Note: I've decided not to use ratings for my movie and music reviews
"The characters, their stories, their voices, their experiences--it's so real because it's really something that could have happened to families all over Germany at the time."
"War is brutal and unforgiving, and The Book Thief remembers that."
I must first note that I haven't finished reading the book yet, so I don't know how accurate the movie is.
Wow. That was my first thought once the credits started rolling. This movie blew me away, and I love it. It has a subtle beauty but not in the way one might think. It is certainly not a beautiful story in that it takes place during World World II in Nazi Germany. There isn't really a happy ending because war does not have a happy ending. It is a sad, heart-wrenching story, but there's something about it that takes it beyond a war story.
There's so much depth and emotion woven throughout this film, and it's done so incredibly well. This is partially what I mean when I say that there's a subtle beauty to The Book Thief. The characters, their stories, their voices, their experiences--it's so real because it's really something that could have happened to families all over Germany at the time. In a similar way that cancer stories can become too central on the cancer aspect, war movies tend to become too central on the war. But The Book Thief isn't one of those. It's about family, love, loss, friendship, sacrifice, passion, and above all, hope. It's a story that's loaded with so many elements, yet it works together so well.

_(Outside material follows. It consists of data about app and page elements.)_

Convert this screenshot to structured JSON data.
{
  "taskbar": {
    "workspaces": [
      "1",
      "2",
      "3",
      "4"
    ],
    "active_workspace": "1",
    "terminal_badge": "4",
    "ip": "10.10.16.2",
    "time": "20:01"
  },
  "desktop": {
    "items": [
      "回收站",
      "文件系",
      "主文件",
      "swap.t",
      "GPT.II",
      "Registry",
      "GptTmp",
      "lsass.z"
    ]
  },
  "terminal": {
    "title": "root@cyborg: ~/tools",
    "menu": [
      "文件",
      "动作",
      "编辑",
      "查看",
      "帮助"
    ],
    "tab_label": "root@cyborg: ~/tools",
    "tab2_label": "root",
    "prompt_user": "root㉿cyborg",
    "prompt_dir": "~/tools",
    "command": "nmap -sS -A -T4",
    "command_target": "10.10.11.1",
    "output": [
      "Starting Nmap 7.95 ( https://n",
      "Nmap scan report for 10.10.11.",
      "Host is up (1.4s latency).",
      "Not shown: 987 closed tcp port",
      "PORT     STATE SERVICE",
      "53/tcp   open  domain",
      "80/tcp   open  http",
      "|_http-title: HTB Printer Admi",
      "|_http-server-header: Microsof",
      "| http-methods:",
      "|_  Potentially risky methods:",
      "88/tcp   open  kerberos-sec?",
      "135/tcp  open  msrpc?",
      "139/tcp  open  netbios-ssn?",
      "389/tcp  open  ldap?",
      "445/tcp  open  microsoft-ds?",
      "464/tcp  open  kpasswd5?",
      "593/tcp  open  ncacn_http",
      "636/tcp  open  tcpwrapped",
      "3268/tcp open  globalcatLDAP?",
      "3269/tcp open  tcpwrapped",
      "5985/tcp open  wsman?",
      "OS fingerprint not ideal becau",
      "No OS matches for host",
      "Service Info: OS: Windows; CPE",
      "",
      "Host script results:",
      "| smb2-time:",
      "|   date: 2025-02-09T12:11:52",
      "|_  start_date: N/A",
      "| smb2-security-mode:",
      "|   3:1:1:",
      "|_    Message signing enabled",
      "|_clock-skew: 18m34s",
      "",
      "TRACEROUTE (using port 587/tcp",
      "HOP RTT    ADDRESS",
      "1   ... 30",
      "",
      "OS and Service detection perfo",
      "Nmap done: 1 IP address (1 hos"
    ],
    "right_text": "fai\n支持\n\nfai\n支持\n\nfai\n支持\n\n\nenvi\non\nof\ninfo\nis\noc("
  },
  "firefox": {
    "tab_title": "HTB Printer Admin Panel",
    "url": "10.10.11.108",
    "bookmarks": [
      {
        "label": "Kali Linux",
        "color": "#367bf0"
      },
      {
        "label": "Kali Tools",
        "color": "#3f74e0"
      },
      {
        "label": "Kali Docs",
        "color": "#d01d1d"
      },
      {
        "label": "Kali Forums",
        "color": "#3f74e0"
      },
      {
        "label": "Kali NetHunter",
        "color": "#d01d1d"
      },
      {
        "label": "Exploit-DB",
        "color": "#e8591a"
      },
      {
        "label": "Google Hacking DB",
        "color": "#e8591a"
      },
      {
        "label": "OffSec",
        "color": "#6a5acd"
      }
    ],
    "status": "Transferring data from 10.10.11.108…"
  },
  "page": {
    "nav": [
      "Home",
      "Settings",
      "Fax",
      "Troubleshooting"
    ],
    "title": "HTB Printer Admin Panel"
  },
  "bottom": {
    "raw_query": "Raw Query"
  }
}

The cast was utterly breathtaking, particularly Sophie Nelisse, who plays Liesel. But really, the entire cast, from Hans to Rudy to Max and even the narrator, Death, just pulls off their roles so well. The movie was so incredibly emotional, and I felt everything the characters felt because of the actors and actresses.
I loved the sub-plots, as well as the major story-arc. Liesel felt relatable in many ways, even if her experience with war is not one most of us have been through.
Normally, I would say that the ending (or right near the end) of the movie felt incredibly sudden and out-of-nowhere, but that's the thing about war. It's unpredictable. You never know what's going to happen the next day. You can only prepare so much. War is tragedy. So no, I can't complain about the ending of the movie because it's what makes the story so real, so tangible. Because these are the experiences of so many people during the war. And it's scenes like this that make the story stick out.
The movie doesn't sugar-coat anything about the war. Yes, there are some things we don't see, but that's because we view Liesel's story. Her story is not sugar-coated. There are good days, happy days, and there are bad days, tragic days. There are experiences that she'll never want to remember but that she has to remember. There are things that she saw that no person should ever see, let alone a teenager. And it's a part of who she is, and it becomes a part of the story. War is brutal and unforgiving, and The Book Thief remembers that.
Now, my goal is to finally finish the book because I can only imagine that it's better than the movie, which already blew me away.
The Book Thief
Directed by: Brian Percival
Written by: Michael Petroni, based on The Book Thief by Markus Zuzak
Cast: Roger Allam, Sophie Nelisse, Geoffrey Rush, Emily Watson, Nico Liersch, Ben Schnetzer, and more
Release Date: November 27, 2013